DIRECTIONS »
Bring together every line in the data that includes "describing".
+ + + + + + +
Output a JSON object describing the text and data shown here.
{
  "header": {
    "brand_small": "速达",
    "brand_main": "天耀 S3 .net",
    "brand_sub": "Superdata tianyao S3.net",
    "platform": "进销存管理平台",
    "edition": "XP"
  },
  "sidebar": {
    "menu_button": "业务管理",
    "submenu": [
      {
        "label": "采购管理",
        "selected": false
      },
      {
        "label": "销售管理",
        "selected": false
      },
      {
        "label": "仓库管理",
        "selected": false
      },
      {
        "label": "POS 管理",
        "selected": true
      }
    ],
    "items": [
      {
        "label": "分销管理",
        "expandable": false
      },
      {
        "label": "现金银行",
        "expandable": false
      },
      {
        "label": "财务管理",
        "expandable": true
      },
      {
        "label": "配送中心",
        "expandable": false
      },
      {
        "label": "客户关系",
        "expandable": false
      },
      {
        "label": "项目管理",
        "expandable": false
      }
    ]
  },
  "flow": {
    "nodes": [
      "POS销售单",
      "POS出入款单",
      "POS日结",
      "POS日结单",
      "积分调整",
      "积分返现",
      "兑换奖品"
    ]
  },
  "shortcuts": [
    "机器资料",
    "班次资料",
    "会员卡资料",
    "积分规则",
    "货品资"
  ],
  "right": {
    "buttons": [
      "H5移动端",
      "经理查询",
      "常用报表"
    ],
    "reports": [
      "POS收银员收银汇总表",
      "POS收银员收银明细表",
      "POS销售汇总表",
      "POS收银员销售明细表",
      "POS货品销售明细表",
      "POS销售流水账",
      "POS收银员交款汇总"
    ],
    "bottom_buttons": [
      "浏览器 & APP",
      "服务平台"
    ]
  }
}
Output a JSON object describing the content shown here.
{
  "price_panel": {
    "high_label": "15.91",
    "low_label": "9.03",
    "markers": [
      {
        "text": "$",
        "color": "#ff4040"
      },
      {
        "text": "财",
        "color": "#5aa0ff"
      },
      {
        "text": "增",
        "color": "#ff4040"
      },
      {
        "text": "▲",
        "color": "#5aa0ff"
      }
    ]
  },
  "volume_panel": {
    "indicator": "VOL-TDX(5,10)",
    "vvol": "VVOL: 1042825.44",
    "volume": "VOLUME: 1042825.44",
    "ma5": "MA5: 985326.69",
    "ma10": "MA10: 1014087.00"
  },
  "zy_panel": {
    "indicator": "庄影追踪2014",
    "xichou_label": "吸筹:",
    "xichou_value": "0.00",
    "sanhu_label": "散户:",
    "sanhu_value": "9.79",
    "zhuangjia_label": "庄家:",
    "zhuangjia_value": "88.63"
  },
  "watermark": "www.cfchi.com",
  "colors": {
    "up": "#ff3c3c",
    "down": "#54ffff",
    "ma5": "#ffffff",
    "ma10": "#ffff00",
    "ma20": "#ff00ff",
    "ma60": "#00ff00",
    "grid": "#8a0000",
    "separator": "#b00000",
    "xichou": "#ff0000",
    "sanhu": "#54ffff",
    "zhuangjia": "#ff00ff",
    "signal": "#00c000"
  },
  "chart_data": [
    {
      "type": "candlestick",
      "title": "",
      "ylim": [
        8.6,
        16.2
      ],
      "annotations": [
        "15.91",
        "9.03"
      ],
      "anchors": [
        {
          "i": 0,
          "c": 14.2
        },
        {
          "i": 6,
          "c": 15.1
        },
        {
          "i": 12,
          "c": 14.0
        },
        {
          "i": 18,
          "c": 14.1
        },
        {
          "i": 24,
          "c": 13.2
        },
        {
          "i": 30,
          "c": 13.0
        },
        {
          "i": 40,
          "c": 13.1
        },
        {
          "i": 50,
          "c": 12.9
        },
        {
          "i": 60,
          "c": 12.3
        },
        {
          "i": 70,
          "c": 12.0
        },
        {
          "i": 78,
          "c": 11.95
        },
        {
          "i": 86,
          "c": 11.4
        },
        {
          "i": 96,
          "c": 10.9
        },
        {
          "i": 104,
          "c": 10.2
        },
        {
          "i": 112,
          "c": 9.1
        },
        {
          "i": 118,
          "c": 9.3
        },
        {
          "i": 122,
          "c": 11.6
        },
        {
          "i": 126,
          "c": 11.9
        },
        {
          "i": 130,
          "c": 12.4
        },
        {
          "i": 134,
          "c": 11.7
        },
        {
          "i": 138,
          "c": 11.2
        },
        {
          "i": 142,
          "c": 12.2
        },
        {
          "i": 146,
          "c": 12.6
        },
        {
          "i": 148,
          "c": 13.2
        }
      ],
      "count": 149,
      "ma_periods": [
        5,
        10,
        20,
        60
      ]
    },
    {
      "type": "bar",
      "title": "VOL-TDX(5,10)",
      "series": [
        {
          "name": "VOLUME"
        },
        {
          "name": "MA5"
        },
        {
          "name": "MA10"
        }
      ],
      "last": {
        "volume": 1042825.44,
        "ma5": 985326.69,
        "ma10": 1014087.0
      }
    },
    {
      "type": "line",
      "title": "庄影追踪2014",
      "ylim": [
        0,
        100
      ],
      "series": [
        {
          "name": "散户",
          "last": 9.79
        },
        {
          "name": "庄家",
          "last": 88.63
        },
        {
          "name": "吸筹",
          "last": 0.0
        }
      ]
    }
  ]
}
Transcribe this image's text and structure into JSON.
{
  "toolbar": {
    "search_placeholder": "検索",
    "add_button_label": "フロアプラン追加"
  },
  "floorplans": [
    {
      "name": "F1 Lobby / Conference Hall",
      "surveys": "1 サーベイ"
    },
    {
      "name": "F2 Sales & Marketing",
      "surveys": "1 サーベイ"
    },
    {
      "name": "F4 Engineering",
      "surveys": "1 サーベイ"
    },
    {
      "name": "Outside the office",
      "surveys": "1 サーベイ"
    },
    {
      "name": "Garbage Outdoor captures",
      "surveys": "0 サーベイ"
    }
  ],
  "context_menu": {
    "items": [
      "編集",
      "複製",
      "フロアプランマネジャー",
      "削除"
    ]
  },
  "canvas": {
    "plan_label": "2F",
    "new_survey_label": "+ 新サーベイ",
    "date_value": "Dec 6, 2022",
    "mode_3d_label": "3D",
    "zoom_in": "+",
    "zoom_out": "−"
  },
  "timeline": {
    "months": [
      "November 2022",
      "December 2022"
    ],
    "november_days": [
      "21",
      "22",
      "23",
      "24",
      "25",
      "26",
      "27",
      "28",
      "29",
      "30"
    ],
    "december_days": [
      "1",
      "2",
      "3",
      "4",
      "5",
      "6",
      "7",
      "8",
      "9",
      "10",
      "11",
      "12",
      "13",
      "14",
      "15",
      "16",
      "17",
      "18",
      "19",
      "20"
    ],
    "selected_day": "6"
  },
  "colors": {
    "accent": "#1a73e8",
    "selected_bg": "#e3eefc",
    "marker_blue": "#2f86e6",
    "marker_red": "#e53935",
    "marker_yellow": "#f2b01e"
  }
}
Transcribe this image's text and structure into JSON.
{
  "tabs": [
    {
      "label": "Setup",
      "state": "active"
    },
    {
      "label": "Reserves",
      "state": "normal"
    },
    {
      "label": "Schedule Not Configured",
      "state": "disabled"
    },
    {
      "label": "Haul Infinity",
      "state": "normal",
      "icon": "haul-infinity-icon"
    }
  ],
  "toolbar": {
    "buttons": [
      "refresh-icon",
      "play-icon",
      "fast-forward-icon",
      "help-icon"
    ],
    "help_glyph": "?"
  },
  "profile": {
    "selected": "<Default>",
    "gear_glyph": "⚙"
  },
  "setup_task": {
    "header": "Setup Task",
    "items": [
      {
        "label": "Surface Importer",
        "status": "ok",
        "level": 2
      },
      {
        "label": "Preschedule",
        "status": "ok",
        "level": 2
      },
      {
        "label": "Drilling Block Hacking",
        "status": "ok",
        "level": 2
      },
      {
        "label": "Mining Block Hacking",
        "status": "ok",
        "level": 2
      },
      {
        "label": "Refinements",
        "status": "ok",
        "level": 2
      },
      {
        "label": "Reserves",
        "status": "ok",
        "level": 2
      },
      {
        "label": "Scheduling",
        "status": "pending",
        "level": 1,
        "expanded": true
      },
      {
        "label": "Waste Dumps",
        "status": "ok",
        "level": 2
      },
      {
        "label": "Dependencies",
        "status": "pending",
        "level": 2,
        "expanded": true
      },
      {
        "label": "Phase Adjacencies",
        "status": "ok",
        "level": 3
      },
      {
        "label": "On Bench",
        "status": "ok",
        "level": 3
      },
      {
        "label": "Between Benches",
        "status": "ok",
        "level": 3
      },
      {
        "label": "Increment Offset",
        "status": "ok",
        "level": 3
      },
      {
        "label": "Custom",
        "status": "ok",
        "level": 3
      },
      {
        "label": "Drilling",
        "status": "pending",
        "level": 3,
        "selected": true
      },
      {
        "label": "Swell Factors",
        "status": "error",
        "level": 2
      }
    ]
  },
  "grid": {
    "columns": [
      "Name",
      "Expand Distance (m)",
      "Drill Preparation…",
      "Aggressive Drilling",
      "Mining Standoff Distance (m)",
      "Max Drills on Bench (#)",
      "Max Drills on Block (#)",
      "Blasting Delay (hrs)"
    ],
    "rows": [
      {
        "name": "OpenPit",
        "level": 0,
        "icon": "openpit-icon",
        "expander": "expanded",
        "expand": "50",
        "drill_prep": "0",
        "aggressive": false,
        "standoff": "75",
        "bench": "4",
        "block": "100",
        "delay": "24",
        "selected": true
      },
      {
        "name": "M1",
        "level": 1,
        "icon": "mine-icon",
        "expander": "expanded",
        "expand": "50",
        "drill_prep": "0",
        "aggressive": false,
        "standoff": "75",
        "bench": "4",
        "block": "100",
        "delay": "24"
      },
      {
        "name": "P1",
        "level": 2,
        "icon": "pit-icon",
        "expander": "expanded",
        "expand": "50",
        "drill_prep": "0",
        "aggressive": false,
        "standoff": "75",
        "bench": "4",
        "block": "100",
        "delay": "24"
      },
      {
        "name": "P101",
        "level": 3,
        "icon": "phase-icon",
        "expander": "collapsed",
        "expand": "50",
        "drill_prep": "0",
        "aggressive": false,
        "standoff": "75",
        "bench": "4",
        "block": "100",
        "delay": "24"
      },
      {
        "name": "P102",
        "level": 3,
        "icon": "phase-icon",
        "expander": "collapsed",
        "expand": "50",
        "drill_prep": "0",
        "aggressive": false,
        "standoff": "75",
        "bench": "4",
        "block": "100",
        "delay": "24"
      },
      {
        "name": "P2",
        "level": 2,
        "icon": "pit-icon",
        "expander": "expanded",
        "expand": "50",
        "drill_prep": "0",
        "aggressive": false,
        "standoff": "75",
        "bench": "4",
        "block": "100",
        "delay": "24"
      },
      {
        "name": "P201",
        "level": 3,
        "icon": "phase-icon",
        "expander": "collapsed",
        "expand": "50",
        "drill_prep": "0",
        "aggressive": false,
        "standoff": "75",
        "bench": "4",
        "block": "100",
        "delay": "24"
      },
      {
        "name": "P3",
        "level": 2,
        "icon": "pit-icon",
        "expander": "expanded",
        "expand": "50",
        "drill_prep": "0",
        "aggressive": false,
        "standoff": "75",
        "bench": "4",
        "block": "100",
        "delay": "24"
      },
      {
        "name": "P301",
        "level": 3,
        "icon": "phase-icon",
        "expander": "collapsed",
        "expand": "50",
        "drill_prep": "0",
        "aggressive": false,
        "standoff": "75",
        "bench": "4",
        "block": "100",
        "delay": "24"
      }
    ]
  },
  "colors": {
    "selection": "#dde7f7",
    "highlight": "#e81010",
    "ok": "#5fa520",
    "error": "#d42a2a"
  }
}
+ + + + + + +
SOLUTION TO THIS EXERCISE »
Output a JSON object describing the text and data shown here.
Output a JSON object describing the content shown here.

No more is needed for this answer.